EXERCISE DESCRIPTION:
Determine how many lines of the material below include "Edit", and reply with that number alone.

■ ■ ■ ■ ■ ■ ■

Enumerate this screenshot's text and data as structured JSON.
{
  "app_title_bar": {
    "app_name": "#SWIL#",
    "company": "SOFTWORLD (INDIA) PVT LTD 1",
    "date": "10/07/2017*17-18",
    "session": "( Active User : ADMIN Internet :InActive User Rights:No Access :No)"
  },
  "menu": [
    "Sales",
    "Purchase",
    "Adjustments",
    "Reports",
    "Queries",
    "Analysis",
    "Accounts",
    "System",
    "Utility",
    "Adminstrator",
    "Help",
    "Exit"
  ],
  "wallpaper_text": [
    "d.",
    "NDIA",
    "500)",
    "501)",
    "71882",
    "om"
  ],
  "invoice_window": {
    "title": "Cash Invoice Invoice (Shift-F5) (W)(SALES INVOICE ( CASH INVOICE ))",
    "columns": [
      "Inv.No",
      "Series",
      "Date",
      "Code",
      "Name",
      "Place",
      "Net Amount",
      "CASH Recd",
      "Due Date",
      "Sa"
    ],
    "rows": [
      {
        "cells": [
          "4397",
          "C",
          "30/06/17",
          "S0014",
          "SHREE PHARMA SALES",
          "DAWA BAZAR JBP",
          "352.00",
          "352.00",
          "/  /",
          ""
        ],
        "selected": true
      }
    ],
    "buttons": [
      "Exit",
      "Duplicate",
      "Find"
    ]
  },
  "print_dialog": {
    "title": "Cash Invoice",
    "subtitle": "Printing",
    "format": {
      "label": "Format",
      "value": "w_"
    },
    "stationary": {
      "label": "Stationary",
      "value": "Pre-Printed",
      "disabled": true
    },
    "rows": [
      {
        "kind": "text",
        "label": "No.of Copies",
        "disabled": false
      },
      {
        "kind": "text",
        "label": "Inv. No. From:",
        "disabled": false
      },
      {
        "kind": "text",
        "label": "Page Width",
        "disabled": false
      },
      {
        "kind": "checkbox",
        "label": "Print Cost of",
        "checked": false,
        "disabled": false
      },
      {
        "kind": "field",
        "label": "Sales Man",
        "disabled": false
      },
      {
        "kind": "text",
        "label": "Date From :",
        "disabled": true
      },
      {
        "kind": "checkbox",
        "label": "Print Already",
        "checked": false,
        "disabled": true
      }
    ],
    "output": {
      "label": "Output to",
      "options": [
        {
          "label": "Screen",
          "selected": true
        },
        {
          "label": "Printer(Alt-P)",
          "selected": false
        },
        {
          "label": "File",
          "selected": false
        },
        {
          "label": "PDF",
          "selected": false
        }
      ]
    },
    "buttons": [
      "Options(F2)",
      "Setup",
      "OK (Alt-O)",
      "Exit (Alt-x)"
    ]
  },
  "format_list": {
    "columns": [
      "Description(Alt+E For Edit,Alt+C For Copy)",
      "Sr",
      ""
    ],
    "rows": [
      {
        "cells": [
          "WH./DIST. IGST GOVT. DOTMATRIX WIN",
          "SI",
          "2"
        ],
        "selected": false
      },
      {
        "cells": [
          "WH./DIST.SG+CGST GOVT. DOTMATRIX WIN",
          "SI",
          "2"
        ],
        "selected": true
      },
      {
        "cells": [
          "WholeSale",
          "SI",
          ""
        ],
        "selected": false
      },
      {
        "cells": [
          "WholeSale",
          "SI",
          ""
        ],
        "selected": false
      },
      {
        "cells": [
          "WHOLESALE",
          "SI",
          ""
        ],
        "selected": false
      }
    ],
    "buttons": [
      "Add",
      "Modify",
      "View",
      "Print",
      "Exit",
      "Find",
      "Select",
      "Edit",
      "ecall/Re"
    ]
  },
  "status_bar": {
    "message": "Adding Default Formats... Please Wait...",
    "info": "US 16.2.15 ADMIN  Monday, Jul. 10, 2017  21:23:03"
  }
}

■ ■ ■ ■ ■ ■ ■

RESPONSE AREA:
2